How to Get Faster Feedback From Web Design Clients
When building websites for clients, getting timely feedback can be a major problem. When your client doesn’t respond as quickly as you’d like, it not only delays the launch of the website, it often results in new updates being requested and a delay in you getting paid.
The good news is that there are several things you can do to keep your client and project on track. Here we’ll look at those options and by the end you’ll be better equipped to handle or better yet, reduce client feedback delays.
The Client Communication Process
The first and most important thing you can do to help reduce client feedback delays starts with the client communication at the beginning of the project.
In this discovery phase you should have a list of questions to ask your web design clients. Here is where you will be asking them important questions so you better understand what the business does, who their target audience is and what their goals are. This is very important because it not only helps you build trust with the client, it helps you to better design a website that meets the needs of your client. This will result in less change requests to your work, a happier client and a happier web designer.
It is also important to take the time to let the client know how they will be involved in the project. Typically their role is to:
- provide the business material needed to complete the website (think logo, content, etc.)
- be the expert on their business to help you better understand their business and goals
- provide feedback on your work so you create the best site for their business

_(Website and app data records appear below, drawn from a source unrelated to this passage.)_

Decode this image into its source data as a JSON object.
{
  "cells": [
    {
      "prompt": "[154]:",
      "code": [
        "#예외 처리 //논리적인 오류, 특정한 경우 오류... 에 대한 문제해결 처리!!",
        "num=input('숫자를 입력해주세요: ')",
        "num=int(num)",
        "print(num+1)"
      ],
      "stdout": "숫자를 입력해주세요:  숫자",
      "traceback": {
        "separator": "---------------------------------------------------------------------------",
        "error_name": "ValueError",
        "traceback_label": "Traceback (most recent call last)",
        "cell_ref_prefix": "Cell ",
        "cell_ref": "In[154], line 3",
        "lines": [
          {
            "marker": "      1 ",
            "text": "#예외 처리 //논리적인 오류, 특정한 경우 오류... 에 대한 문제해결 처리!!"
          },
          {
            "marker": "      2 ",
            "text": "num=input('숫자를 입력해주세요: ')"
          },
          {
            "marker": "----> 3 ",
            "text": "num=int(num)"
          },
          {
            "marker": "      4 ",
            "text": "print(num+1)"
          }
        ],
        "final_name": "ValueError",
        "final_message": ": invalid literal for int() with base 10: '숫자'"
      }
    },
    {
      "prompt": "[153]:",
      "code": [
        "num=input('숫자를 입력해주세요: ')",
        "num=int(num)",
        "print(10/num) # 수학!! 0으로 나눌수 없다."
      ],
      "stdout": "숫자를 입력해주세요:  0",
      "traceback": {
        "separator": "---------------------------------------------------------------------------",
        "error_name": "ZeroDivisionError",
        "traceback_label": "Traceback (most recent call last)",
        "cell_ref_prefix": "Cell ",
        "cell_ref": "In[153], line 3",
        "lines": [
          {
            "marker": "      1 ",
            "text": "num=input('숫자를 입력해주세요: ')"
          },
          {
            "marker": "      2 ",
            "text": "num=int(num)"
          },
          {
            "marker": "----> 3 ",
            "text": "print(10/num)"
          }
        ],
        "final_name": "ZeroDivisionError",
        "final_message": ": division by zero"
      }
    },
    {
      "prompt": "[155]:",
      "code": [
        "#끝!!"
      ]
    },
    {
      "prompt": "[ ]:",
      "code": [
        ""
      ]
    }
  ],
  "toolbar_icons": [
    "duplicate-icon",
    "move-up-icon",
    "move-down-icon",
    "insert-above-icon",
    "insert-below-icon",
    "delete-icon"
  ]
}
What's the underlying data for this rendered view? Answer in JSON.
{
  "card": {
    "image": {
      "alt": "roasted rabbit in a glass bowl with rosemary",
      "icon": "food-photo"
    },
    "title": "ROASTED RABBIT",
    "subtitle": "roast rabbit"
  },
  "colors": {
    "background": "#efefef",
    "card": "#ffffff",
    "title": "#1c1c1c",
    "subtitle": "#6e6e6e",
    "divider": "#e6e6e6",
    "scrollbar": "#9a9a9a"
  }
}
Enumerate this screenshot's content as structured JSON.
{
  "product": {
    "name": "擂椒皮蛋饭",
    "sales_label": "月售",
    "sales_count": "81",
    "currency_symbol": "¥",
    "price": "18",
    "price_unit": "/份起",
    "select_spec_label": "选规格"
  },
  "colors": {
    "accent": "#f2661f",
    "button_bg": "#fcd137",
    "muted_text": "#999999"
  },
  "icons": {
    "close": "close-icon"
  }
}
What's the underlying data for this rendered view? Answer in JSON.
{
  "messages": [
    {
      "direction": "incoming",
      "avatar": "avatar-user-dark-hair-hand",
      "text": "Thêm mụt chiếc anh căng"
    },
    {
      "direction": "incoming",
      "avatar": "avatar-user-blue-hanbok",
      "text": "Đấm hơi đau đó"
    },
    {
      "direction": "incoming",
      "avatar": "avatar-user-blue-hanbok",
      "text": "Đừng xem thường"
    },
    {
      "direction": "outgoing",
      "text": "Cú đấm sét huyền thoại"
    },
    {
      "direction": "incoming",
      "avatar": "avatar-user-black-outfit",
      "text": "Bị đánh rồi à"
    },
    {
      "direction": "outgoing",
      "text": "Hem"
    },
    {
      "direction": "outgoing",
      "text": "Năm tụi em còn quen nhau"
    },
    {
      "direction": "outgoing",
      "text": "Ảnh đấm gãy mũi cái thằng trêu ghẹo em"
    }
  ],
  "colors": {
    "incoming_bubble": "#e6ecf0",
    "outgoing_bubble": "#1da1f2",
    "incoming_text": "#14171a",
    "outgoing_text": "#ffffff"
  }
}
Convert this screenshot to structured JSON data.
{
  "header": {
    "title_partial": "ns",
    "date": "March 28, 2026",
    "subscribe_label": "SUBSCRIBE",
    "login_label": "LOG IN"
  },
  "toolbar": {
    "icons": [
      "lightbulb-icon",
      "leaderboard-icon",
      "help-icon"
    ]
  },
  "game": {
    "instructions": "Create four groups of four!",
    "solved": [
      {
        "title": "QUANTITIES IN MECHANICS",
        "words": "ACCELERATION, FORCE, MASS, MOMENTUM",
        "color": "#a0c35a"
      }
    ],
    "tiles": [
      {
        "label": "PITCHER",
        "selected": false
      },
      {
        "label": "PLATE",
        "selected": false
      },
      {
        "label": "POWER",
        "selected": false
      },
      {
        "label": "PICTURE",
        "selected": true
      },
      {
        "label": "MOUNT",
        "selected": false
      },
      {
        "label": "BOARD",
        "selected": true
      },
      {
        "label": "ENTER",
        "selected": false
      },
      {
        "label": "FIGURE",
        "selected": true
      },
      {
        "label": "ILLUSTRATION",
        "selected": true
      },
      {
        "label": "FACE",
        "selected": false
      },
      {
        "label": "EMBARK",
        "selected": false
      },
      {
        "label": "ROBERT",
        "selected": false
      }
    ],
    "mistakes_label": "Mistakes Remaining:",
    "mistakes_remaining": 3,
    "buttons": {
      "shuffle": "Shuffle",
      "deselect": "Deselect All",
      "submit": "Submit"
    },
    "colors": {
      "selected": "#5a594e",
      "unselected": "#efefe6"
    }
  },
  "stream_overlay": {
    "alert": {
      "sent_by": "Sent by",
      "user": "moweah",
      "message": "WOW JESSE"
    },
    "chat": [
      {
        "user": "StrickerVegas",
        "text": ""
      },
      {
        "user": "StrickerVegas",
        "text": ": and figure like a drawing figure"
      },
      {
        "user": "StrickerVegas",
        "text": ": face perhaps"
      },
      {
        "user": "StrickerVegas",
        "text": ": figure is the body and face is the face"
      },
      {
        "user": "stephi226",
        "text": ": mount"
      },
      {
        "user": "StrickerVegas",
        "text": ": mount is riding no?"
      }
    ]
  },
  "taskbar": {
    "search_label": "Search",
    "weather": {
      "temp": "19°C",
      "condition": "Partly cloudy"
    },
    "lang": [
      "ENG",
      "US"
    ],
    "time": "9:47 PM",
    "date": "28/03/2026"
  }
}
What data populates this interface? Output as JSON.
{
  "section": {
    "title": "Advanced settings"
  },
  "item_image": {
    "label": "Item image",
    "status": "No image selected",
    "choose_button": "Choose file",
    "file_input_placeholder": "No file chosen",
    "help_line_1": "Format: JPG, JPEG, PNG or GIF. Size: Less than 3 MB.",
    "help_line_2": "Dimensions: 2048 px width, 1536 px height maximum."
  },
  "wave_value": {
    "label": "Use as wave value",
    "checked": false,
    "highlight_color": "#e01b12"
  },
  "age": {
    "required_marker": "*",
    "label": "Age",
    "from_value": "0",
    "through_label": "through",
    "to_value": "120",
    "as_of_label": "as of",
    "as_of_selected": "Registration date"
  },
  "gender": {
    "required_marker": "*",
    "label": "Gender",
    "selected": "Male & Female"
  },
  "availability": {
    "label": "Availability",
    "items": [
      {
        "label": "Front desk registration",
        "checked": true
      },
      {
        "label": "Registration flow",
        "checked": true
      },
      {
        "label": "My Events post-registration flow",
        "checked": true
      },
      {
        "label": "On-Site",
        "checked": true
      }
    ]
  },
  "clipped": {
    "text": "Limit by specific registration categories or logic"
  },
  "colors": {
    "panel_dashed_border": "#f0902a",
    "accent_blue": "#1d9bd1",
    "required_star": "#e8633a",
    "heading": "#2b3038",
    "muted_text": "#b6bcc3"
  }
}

This role is described no later than the contract phase. During the client onboarding process when you discuss the life cycle of your project, a feedback schedule should be discussed (more on that shortly).
Incorporating Feedback into The Contract
Next, the client is ready to proceed which means it’s contract time! Your project contract should mention what happens when a client delays providing feedback. This may look something like the following:
The project as described above in the description of work will be completed within 7 to 10 days assuming the Client is available to provide feedback to the Service Company on a daily basis. Each day the Client is unavailable to provide feedback may push the project completion date back by one day.
I like to review the contract with the client and specifically bring up this point so I know they’ve heard it directly from me.
At this point the project hasn’t started yet and the importance of client feedback has already been discussed twice. You’re off to a great start!
Web Design Feedback Planner
Now the project is ready to begin. If you’d like to make sure the project stays on track and the client will be available for feedback, you can now present a project schedule or web design feedback planner. Optionally, you can also include this in the contract for the client to agree to in writing. This also makes it more serious.
The project schedule outlines not only the specific deadlines for both you the designer and the client but also the method of preferred feedback. This schedule holds you both accountable.
This is where you’ll outline each of the project tasks for both designer and client. For example, the deadline for the client to provide all the needed items to start a project (site content, images, high resolution logo, etc.), the first draft of the design, feedback for round one and so on.
You can also take it a step further by listing the method of feedback whether you are using a project management system, email, phone call or other method.
Reviewing the Client Schedule
I like to make the project schedule a discussion as well. This means I’m reviewing the proposed schedule upfront with the client to make sure they feel they can stay on track. During this conversation I like to ask questions like:
- Are there any other large projects going on in your business right now that may take a priority (customer projects, new department creation, new product launch, hiring for a new position, etc.)?
- Do you have a schedule for answering phone calls or responding to email?
- What is the fastest way to get in touch with you?
- Will you be the only person reviewing the design and providing feedback or will others be involved?
Asking clients questions like this will not only provide you with more information on what the client can realistically do but it will also help the client think about situations that could cause a delay on their end so they can better address those potential delays. After this conversation, the designer and client will have a schedule that has been agreed upon and feels realistic to both parties.
How to Handle Client Delays
You’ve put a great client feedback process in place, yet inevitably a client is going to miss a deadline from time to time. Here are the steps to take when a deadline is missed:
- Follow-up immediately (using the system you’ve put in place or using the client’s best contact information they provided you earlier on)
- Be understanding yet firm (be open to hearing the cause of the delay but firm about the importance of keeping the project on track. Remind them of how this work will help them reach their goals they shared with you earlier on and how you want to help get them there as soon as possible.)
- Ask if there is anything you can do on your end to help them stay on track.
- Give the client a phone call or schedule a time to walk them through your work and ask for feedback on the spot.
- Add in an extra couple of days throughout the timeline in case you experience any issues on your end or the client has a delay. That way you can still complete the project on time or hopefully early if there are no delays.
Hopefully you now see how much you can help impact client feedback. It really comes down to communication which is key to your success. Asking the right questions and creating a specific time frame for both you and your clients will help keep your project on track. When you’ve created a foundation for feedback it also makes it much easier to follow-up with clients who miss a deadline and get them back on track.
Now it’s your turn to decide how you will implement a better process for client feedback in your business. Try to incorporate one or more of these strategies with your next client and then evaluate how it goes. You can always tweak it as you go and improve.
Here you can download a client feedback planner plus example scripts and questions you can use when talking to your clients.